Bilinguals tend to be more proficient in one of the two languages they use, but this mastery is closely aligned with the settings and expectations for using a particular language. For example, a child might learn to play a video game and speak fluently with family members in Spanish, but read a favorite book and communicate in English while in school. As a result, she is likely to be more proficient talking to her teacher about an academic question in English than she would be describing a video game to her brother in this language — and likewise, when playing video games with her family, she will express herself more easily in Spanish than in English.
None of this is to say that a child can’t gain a high level of proficiency in both languages, but it’s unrealistic to expect her to be perfectly balanced, or a “true” bilingual. Moreover, proficiency in each language will evolve over time as what’s required in different settings, such as work and personal life, changes.
Even professional interpreters don’t have equal proficiency in two languages in all cases. Although a Spanish interpreter may be comparably biliterate and bilingual in the area of medicine because she works as an interpreter in a hospital, she may not have the same level of proficiency in both English and Spanish when she is ordering a meal in a restaurant.
Regardless of a student’s bilingual proficiency, bilingualism and biliteracy boast a variety of benefits: cognitive, academic, social, cultural, and economic. Bilinguals experience great brain tissue density, enhanced problem-solving and analytical skills, and a heightened understanding of the ways that languages work. They have greater facility with concept formation and verbal and math problem-solving, a deeper level of creativity, and enhanced vocabulary. They are often characterized by a strong sense of identity, sensitivity toward others and other cultures, and wider communication networks. Their cultural experience is amplified, and they have greater access to literatures and world cultures. Moreover, bilinguals tend to have more job opportunities than their monolingual counterparts, which leads to increased financial opportunities.
So, when people — whether advocates or opponents of bilingualism, biliteracy, and bilingual education — disparage the ways that bilingual students use language, they often fail to recognize the complexity of bilinguals’ linguistic practices. And while it is perfectly acceptable to aim for high levels of proficiency in each target language, we have to harness the plethora of strengths that students bring with them to the classroom to reach that goal. Their knowledge and experiences across both languages support, rather than undermine, their growing bilingual proficiency and expand future opportunities.
Learn more from Ryan Pontier and his series on bilingualism in contemporary education by reading A Truly Bilingual School: What Classes Are Really Like and Should You Consider a Bilingual Education for Your Family?.
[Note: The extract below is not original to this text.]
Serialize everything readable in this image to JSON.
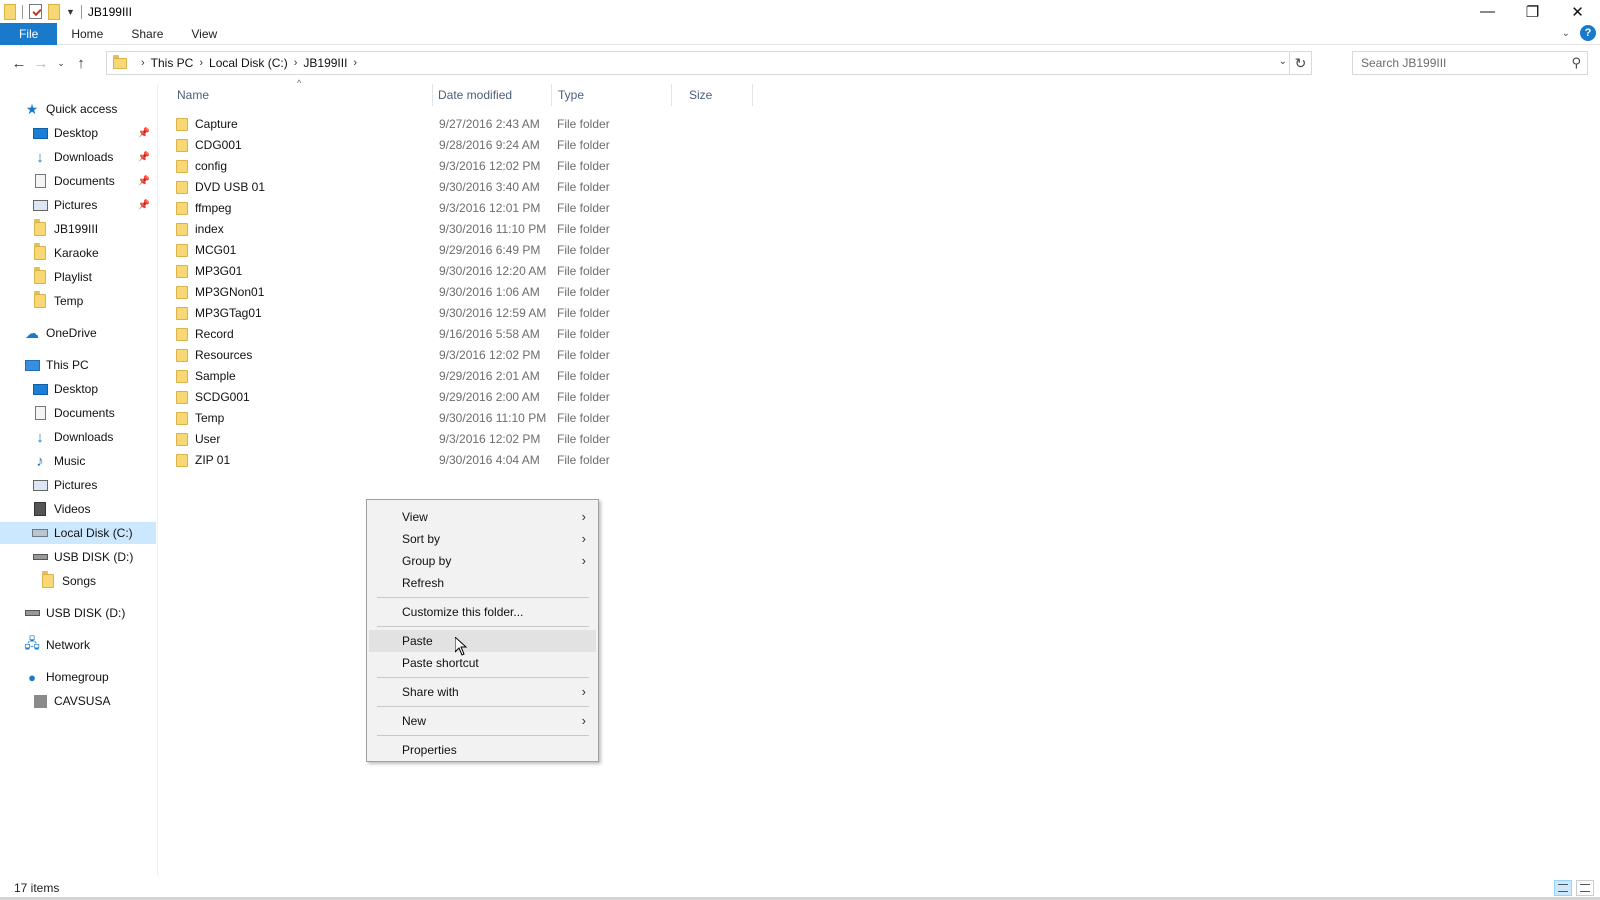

Garcia, O., & Wei, L. (2014, November 1). Translanguaging: Language, Bilingualism and Education. Retrieved June 1, 2015, from Palgrave Macmillan.
Grosjean, F. (2010). Bilingual: Life and Reality. Retrieved June 1, 2015.